You can see this is a figure (a) above.
This is mainly because material movement in this design is not dependent on gravity.
As such, there is usually very minimal loss of material to bypass in this design.
● Incline orientation
Rollers of this design lie on the horizontal and vertical plane.
Here, there is usually little to no bypass material during compaction.
Have a look at figure (c) above.
As a matter of fact, using the incline roller orientation tends to decrease bypass by 15-20%.
This is quite significant, particularly where maximum productivity is needed.
Generally, roller orientation as I’ve said earlier influences bypass in roller compaction.
And high levels of the bypass, in this case, is known to cause blend segregation as well as affect material uniformity.
The feeding system of a roll compactor machine is significant in ensuring blend uniformity.
It also provides for easy control of processing parameters.
A feed system that provides non-uniform compacts may lead to poor quality of final output.
It may also lead to the generation of excessive fines and uncompact materials which may jeopardize the whole production process.
As I’ve told you before, the feed screw mechanism is most common in roll compactors.
In this regard, you have the option of choosing between twin and single pre-compression for your feed screw system.
Feed screw mechanism
In which case, the twin pre-compression feeder system works best for broader roller gaps as it can feed it with material more uniformly.
Advancements in roll compactor feeder systems have led to the invention of vent feeders.
This system comprises;
A stirrer inside the feeding unit that ensures an even flow of material towards the screw feeder.
The screw feeder which forces the material down to the gaps between the pressure rollers
A vacuum system, which facilities the flow of hard to transport, high voluminous and fluidizing materials.
A roll compactor has two equal diameter counter-rotating rollers.
Take note that the gap between the roller units determines the efficiency of the dry granulation process.
Fixed vs. variable roller gap
The rollers come in two designs;
● Fixed gap
The fixed gap roller design features a constant and predetermined gap.
Note that the speed of the screw feeder mainly controls the flow of material in this gap design.
As such, the density of compacts you’ll be getting will be entirely consistent.
Understand also that fixed gap system tends to produce ribbons/flakes of the same shape and size.
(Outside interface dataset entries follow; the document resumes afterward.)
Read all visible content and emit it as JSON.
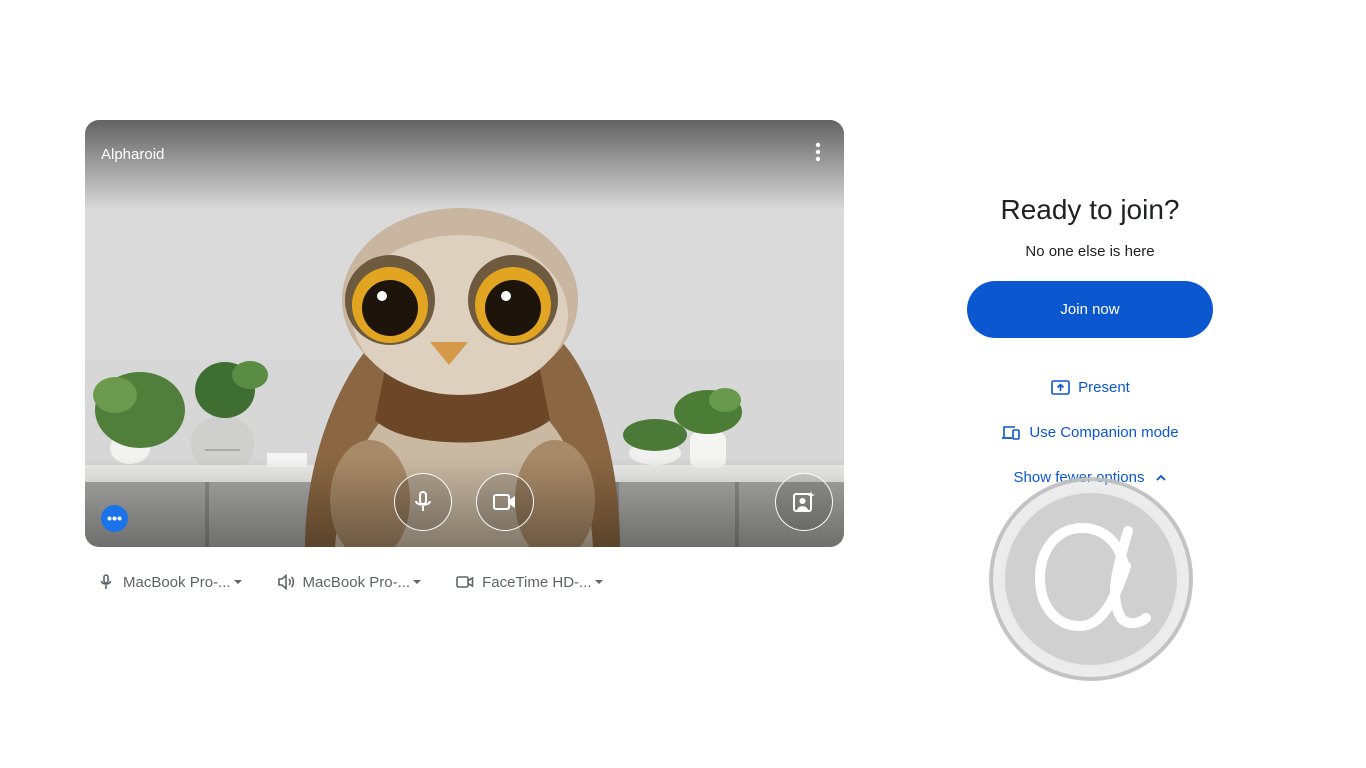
{
  "preview": {
    "participant_name": "Alpharoid",
    "more_options_icon": "more-vert-icon",
    "mic_icon": "microphone-icon",
    "camera_icon": "video-camera-icon",
    "effects_icon": "portrait-sparkle-icon",
    "visual_effects_icon": "more-horiz-icon",
    "accent_color": "#1a73e8"
  },
  "devices": {
    "microphone": {
      "label": "MacBook Pro-...",
      "icon": "microphone-icon"
    },
    "speaker": {
      "label": "MacBook Pro-...",
      "icon": "speaker-icon"
    },
    "camera": {
      "label": "FaceTime HD-...",
      "icon": "video-camera-icon"
    }
  },
  "join_panel": {
    "title": "Ready to join?",
    "subtitle": "No one else is here",
    "join_button": "Join now",
    "present_label": "Present",
    "present_icon": "present-screen-icon",
    "companion_label": "Use Companion mode",
    "companion_icon": "companion-devices-icon",
    "show_fewer_label": "Show fewer options",
    "show_fewer_icon": "chevron-up-icon",
    "primary_color": "#0b57d0"
  },
  "watermark": {
    "icon": "alpha-logo-watermark"
  }
}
However, it allows for non-homogenous material feeding, which causes changes in porosity of the compacts produced.
This also causes variations in the roller pressure that could consequently lead to non-desirable changes in the quality of granules produced.
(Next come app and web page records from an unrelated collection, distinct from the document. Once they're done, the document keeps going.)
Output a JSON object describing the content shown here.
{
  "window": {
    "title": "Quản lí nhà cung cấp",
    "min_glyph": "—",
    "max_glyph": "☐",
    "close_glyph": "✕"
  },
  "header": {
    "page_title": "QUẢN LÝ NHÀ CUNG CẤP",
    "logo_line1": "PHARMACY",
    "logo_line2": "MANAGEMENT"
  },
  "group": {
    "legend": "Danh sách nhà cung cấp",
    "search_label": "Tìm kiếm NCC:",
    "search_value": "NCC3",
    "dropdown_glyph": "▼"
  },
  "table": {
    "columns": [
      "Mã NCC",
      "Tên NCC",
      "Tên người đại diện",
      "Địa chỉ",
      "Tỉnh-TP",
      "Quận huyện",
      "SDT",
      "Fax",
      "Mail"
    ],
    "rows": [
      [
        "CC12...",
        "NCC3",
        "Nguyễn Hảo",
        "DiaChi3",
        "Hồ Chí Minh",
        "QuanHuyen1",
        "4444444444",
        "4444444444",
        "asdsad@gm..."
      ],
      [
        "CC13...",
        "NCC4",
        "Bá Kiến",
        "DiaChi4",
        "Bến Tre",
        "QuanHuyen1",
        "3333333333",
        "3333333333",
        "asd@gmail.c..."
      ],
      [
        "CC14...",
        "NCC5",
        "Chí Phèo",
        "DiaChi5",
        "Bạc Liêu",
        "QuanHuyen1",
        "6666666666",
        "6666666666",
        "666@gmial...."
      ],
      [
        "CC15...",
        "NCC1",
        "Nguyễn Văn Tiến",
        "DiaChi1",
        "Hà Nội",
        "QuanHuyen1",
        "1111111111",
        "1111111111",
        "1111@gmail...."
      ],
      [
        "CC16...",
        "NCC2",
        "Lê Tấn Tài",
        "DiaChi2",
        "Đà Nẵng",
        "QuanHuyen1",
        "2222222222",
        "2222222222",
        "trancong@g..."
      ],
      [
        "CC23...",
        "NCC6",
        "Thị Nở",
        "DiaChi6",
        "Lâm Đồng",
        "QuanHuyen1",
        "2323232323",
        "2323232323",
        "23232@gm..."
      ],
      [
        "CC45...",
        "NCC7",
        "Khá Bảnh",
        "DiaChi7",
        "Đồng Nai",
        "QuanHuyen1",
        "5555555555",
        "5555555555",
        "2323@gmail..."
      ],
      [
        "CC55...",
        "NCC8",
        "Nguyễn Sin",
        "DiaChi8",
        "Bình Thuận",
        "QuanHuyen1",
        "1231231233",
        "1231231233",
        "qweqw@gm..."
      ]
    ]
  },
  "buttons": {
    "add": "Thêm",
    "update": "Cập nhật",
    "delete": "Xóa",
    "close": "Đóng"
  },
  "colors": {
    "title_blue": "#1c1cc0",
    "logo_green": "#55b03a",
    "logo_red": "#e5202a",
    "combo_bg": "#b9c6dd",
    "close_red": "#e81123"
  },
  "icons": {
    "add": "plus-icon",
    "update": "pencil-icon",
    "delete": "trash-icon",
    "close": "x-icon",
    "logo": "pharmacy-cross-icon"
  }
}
● Variable Gap
Variable gap roller designs come with movable rolls.
These give out an even roller pressure that is accomplished by controlling both the gap width and the screw feeder speed.
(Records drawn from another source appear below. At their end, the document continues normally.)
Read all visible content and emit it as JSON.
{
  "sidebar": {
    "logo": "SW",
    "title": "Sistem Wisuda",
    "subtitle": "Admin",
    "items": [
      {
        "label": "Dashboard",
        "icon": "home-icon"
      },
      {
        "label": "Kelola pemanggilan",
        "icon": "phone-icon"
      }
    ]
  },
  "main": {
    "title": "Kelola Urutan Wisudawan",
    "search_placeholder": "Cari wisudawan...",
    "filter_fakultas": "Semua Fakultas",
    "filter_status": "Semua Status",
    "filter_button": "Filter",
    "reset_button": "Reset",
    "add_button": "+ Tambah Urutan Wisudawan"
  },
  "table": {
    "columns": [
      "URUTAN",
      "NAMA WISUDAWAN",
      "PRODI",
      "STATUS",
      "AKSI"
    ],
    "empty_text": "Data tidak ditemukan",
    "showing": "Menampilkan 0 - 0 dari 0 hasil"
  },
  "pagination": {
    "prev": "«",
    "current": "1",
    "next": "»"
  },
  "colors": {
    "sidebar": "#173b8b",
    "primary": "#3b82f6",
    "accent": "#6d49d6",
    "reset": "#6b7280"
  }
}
The advantage of this roller unit design is that it has a less bypass propensity.
Being able to change the roller gap provides room for adjusting the density profile with the robustness of the granules.
This, in turn, affects the mechanical properties of the tablets, positively.
Like roller orientation, roller surface also tends to influence bypass in roller compaction processes.
The surface of the roller is significant in maintaining back pressure on the flow of material.
a-smooth, b-corrugated and c-fluted roller compactor
This is so that the material does go through the nip region any speedier than the rolls are rotating.
To reduce bypass, therefore, you may want to use a corrugated roll surface in your roll compactor for dry granulation.
Note that there are two main types of roll surfaces used in the pharmaceutical industry.
There are the smooth surfaces and the corrugated roll surface.
The latter, as I’ve just said, is best for reducing bypass.
It’s also convenient for use when compacting aerated, light and fluffy materials when aiming to increase their bulk density.
Smooth roller surfaces are best when looking to minimize sticking problems.
These are the primary variables that determine the suitability of any roll compactor machine for any particular application.
The bottom line?
I believe that with this you can comfortably choose the best pharmaceutical roll compactor for dry granulation.